Approved by the Energy, Environment, and Water Policy Committee on January 22, 2018 
Approved by the Public Policy and Practice Committee on May 4, 2021 
Adopted by the Board of Direction on July 16, 2021


The American Society of Civil Engineers (ASCE) supports:

Sustainable and basin-wide water resources management using a watershed-based approach.
Development of a unified nation-wide vision and supporting organizational framework for watershed management.
Development of forward-looking sustainable and resilient plans and regulations consistent with the national nation-wide vision by federal, state, and local governments to manage resources on a watershed basis.
Cooperative watershed stakeholder partnerships.
Consideration of social equity for disadvantaged communities in at-risk areas.
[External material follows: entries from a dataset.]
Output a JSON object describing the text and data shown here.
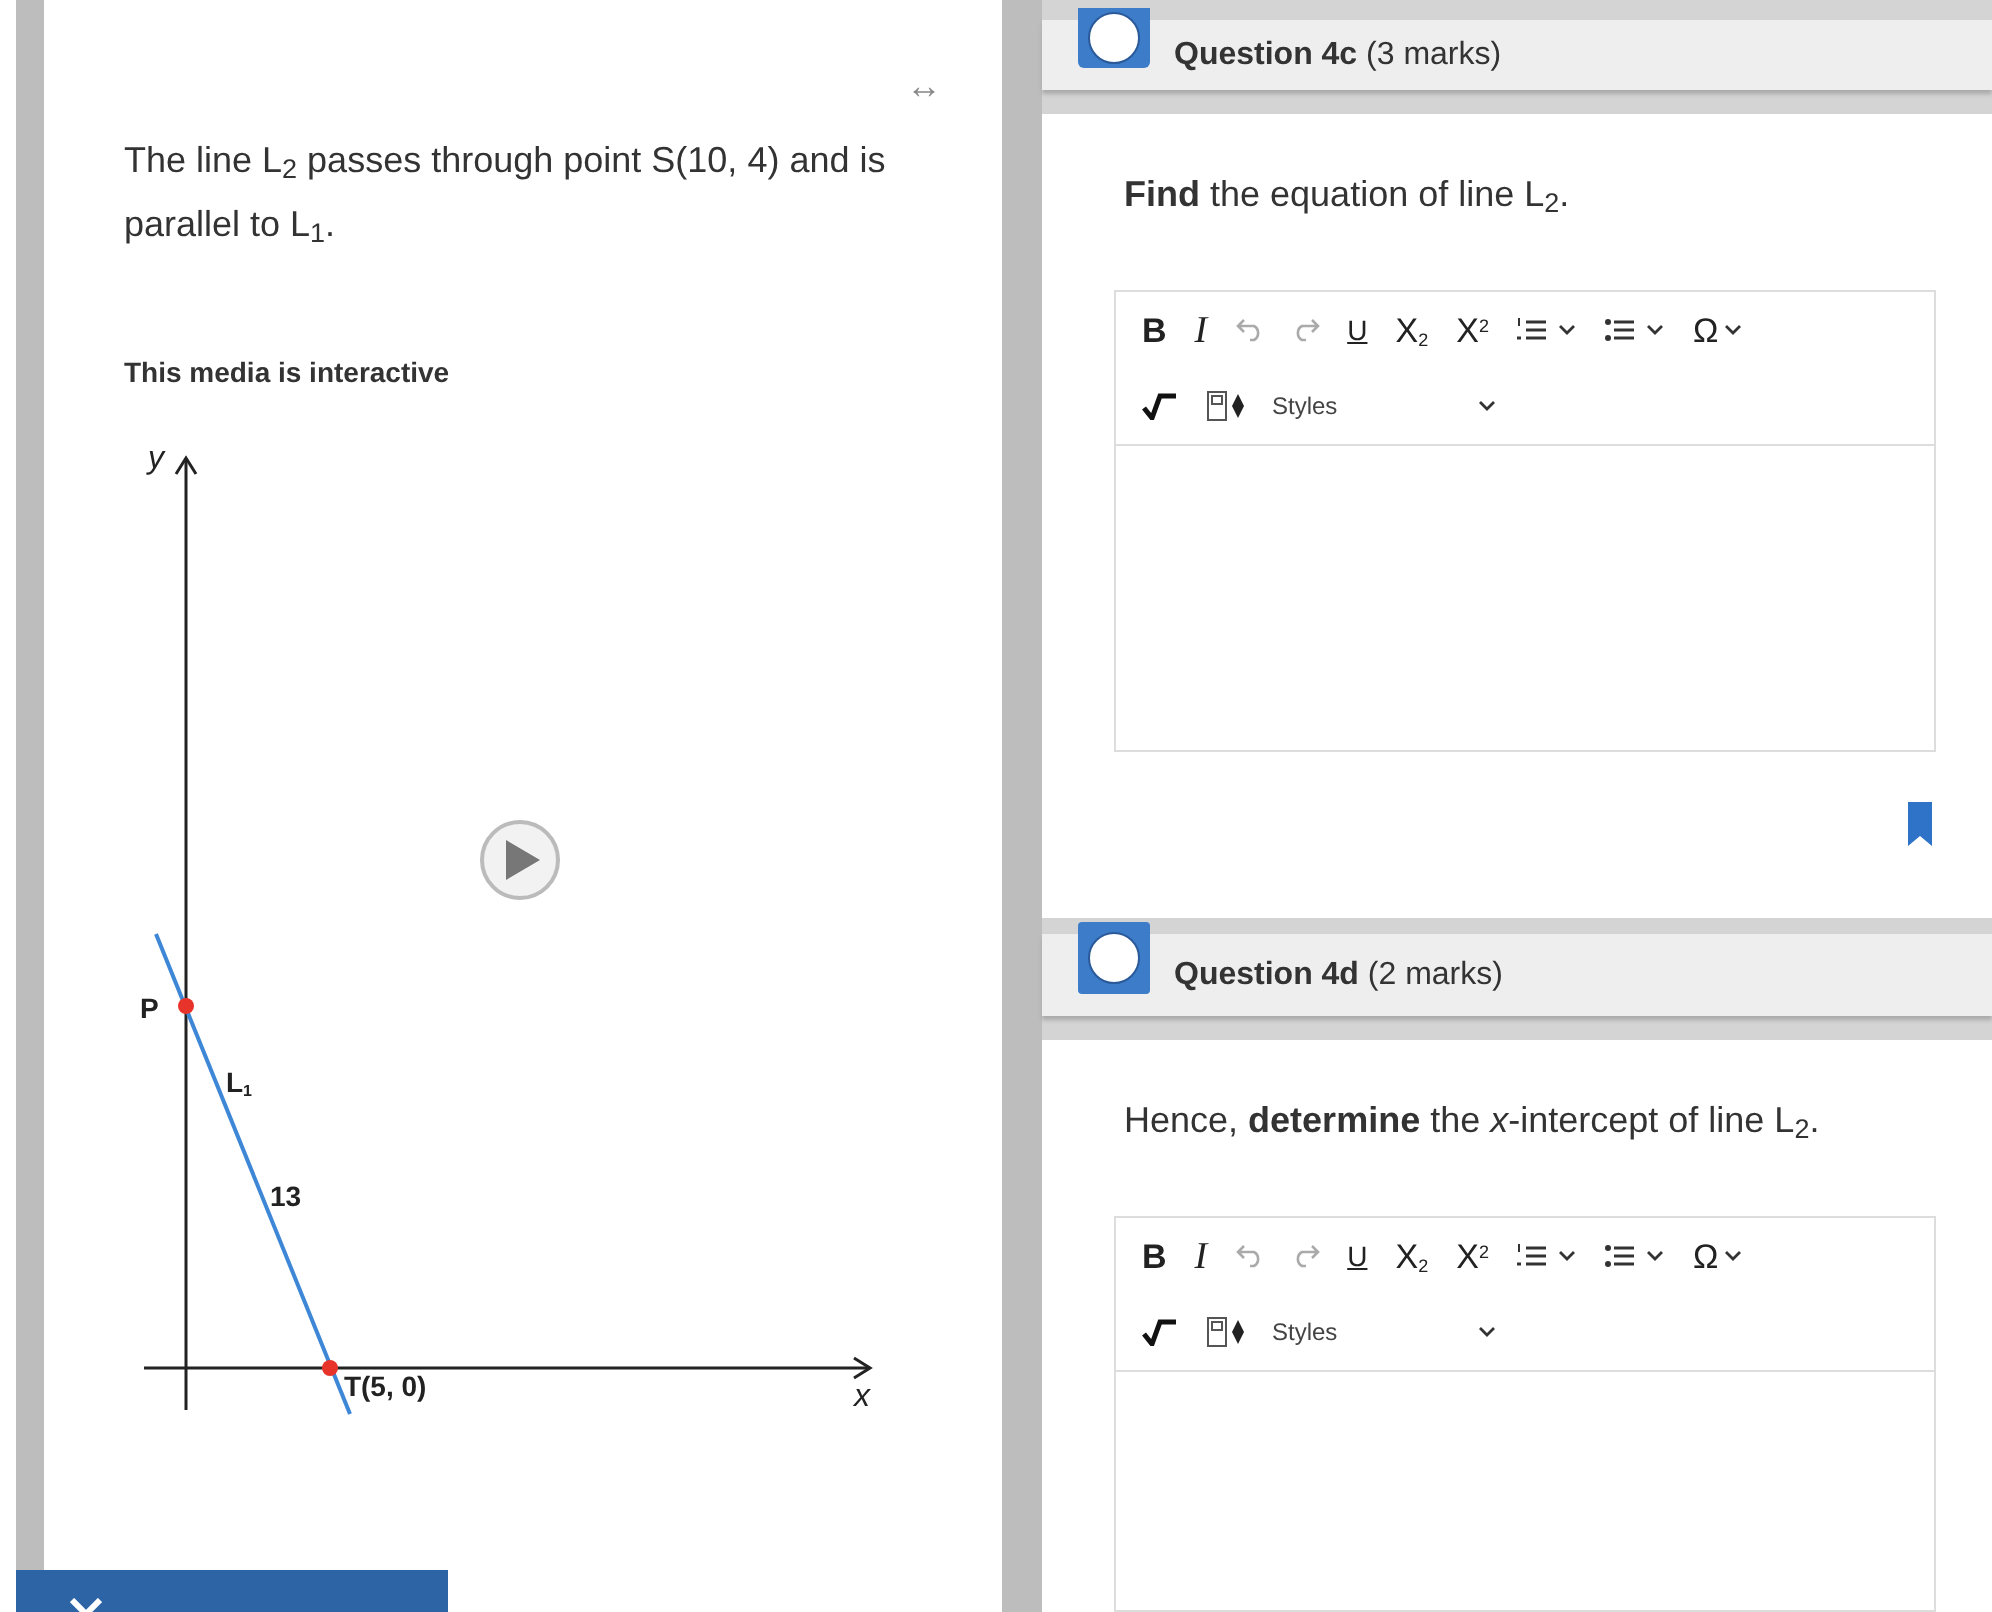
{
  "stimulus": {
    "resize_glyph": "↔",
    "text": "The line L$_{2}$ passes through point S(10, 4) and is parallel to L$_{1}$.",
    "media_note": "This media is interactive",
    "diagram": {
      "labels": [
        {
          "kind": "axis",
          "text": "y"
        },
        {
          "kind": "axis",
          "text": "x"
        },
        {
          "kind": "point",
          "text": "P"
        },
        {
          "kind": "line",
          "text": "L$_{1}$"
        },
        {
          "kind": "length",
          "text": "13"
        },
        {
          "kind": "point",
          "text": "T(5, 0)"
        }
      ]
    }
  },
  "questions": [
    {
      "title": "Question 4c",
      "marks": "(3 marks)",
      "prompt": "**Find** the equation of line L$_{2}$.",
      "flagged": true,
      "editor": {
        "styles_dropdown": "Styles",
        "toolbar": [
          {
            "kind": "bold",
            "label": "B",
            "disabled": false
          },
          {
            "kind": "italic",
            "label": "I",
            "disabled": false
          },
          {
            "kind": "undo",
            "disabled": true
          },
          {
            "kind": "redo",
            "disabled": true
          },
          {
            "kind": "underline",
            "label": "U",
            "disabled": false
          },
          {
            "kind": "subscript",
            "label": "X$_{2}$",
            "disabled": false
          },
          {
            "kind": "superscript",
            "label": "X$^{2}$",
            "disabled": false
          },
          {
            "kind": "numbered-list",
            "disabled": false
          },
          {
            "kind": "bulleted-list",
            "disabled": false
          },
          {
            "kind": "special-char",
            "label": "Ω",
            "disabled": false
          }
        ]
      }
    },
    {
      "title": "Question 4d",
      "marks": "(2 marks)",
      "prompt": "Hence, **determine** the *x*-intercept of line L$_{2}$.",
      "flagged": false,
      "editor": {
        "styles_dropdown": "Styles",
        "toolbar": [
          {
            "kind": "bold",
            "label": "B",
            "disabled": false
          },
          {
            "kind": "italic",
            "label": "I",
            "disabled": false
          },
          {
            "kind": "undo",
            "disabled": true
          },
          {
            "kind": "redo",
            "disabled": true
          },
          {
            "kind": "underline",
            "label": "U",
            "disabled": false
          },
          {
            "kind": "subscript",
            "label": "X$_{2}$",
            "disabled": false
          },
          {
            "kind": "superscript",
            "label": "X$^{2}$",
            "disabled": false
          },
          {
            "kind": "numbered-list",
            "disabled": false
          },
          {
            "kind": "bulleted-list",
            "disabled": false
          },
          {
            "kind": "special-char",
            "label": "Ω",
            "disabled": false
          }
        ]
      }
    }
  ]
}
Legislation authorizing and funding water resource management and planning has typically been written for a specific level of government. It has also focused on individual water resources, rather than the interrelated, hydrologic and environmental system that defines the watershed. As a result, efforts to manage water resources are often limited and single-purpose. Watershed plans should consider the multiple water resources and fish and wildlife habitats comprising the watershed. 

Watershed Management should be resilient, consider those who live and work in the watershed, and consider the role of water in land use, water supply, transportation, recreation, water quality, water related damages, disasters, water reuse, and protection of fish and wildlife habitats. A key component of watershed management is cooperative partnerships between the stakeholders in the watershed. The quality of life of disadvantaged community members in a watershed planning area is already at risk, requiring the need for social equity considerations in watershed management planning efforts.
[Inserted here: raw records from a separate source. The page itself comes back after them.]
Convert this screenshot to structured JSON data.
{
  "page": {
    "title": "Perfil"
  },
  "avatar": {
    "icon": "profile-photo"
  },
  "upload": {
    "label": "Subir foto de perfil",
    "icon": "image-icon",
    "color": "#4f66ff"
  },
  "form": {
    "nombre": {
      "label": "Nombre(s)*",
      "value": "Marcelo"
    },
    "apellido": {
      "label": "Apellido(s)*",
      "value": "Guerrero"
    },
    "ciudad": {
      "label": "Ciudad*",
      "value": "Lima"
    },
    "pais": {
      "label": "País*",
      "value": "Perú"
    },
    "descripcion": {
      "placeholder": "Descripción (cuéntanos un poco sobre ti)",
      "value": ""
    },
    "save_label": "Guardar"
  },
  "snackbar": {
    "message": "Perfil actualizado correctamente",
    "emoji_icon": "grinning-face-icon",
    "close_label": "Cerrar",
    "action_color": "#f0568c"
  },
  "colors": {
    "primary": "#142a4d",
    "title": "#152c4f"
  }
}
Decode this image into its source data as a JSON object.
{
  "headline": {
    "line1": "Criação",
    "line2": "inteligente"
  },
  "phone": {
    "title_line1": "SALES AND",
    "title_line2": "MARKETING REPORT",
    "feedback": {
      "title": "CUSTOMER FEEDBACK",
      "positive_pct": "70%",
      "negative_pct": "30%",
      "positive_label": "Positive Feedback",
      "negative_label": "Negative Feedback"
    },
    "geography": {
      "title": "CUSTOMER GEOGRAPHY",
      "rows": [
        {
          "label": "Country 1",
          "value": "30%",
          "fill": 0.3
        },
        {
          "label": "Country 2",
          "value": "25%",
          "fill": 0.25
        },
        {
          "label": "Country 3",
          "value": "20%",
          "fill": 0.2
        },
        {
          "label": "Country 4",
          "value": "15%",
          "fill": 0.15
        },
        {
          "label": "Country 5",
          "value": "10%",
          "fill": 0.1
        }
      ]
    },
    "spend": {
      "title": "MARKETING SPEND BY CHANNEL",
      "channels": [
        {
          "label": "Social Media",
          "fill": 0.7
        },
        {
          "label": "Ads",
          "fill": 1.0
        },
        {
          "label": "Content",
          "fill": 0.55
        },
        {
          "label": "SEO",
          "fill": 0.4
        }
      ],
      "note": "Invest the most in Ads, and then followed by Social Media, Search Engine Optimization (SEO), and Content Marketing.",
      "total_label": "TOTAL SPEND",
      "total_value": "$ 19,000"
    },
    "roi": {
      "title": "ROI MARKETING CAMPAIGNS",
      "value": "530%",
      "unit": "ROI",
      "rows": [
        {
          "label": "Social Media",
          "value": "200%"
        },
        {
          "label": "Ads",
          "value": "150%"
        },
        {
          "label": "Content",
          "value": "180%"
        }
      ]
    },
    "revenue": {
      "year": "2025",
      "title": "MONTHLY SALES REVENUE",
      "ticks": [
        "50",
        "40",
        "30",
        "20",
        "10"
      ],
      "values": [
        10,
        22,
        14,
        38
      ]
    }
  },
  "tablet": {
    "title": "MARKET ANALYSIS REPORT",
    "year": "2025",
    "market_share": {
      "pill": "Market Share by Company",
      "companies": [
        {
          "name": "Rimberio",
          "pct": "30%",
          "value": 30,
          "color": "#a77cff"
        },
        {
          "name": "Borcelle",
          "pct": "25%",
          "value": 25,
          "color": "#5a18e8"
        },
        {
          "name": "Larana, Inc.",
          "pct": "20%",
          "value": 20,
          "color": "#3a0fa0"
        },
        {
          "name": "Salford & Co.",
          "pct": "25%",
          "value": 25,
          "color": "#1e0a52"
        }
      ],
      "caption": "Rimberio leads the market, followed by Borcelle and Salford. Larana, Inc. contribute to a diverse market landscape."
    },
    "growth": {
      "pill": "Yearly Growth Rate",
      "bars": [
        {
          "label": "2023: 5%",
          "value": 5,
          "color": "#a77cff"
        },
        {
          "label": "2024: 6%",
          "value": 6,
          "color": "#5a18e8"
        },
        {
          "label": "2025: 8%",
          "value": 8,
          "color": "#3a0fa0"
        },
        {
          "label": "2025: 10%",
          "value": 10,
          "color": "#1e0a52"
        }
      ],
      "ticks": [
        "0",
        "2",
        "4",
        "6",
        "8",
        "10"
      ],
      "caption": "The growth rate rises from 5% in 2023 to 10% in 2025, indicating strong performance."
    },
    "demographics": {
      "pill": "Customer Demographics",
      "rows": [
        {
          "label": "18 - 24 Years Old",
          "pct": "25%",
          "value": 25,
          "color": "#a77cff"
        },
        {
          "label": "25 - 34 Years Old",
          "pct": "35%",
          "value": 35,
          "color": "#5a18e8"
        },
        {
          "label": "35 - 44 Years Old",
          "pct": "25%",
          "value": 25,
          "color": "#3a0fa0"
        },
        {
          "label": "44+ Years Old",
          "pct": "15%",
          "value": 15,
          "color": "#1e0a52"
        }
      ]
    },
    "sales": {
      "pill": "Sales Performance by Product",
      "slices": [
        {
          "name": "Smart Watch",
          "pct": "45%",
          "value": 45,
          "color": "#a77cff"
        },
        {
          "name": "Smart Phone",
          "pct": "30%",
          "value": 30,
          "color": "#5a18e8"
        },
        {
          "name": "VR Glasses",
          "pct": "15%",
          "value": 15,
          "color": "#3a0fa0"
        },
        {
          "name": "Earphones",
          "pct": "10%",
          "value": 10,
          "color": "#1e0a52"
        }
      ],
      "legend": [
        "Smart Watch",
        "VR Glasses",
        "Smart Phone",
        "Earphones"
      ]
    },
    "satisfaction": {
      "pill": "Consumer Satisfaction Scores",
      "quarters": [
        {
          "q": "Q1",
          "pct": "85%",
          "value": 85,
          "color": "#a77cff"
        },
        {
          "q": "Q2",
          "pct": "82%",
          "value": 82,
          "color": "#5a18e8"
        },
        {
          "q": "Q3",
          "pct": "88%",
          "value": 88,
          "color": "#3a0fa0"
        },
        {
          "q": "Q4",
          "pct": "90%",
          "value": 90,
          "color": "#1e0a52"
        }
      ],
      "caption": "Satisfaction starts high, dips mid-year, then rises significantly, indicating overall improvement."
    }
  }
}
Effective watershed management is facilitated when the public and the private sectors work collaboratively. Watershed solutions are generally not amenable to past approaches that only solve one aspect of water, negatively effecting other water uses, sometimes unintentionally. Examples include projects that optimize one aspect of water and ignore other potential impacts such as non-point sources of pollution, competition for water supplies, dam safety, flood damage reduction, habitat degradation, aquatic sediments, and minor sources. 

Furthermore, the diverse nature of watersheds suggests that isolated management among disconnected stakeholders is an inappropriate way to deal with them. In the past, the needs of disadvantaged communities have been ignored or marginalized, resulting in the further destruction of at-risk communities. Using the watershed-based approach, all levels of government, the public, and private industry are encouraged to participate in the decision-making and implementation process. This may include engineering studies, social and political assessments, and inclusion of the people who live and work in the watershed. In this way, management actions which reflect local and regional viewpoints are directly incorporated in watershed policy and plans.

ASCE Policy Statement 422
First Approved in 1994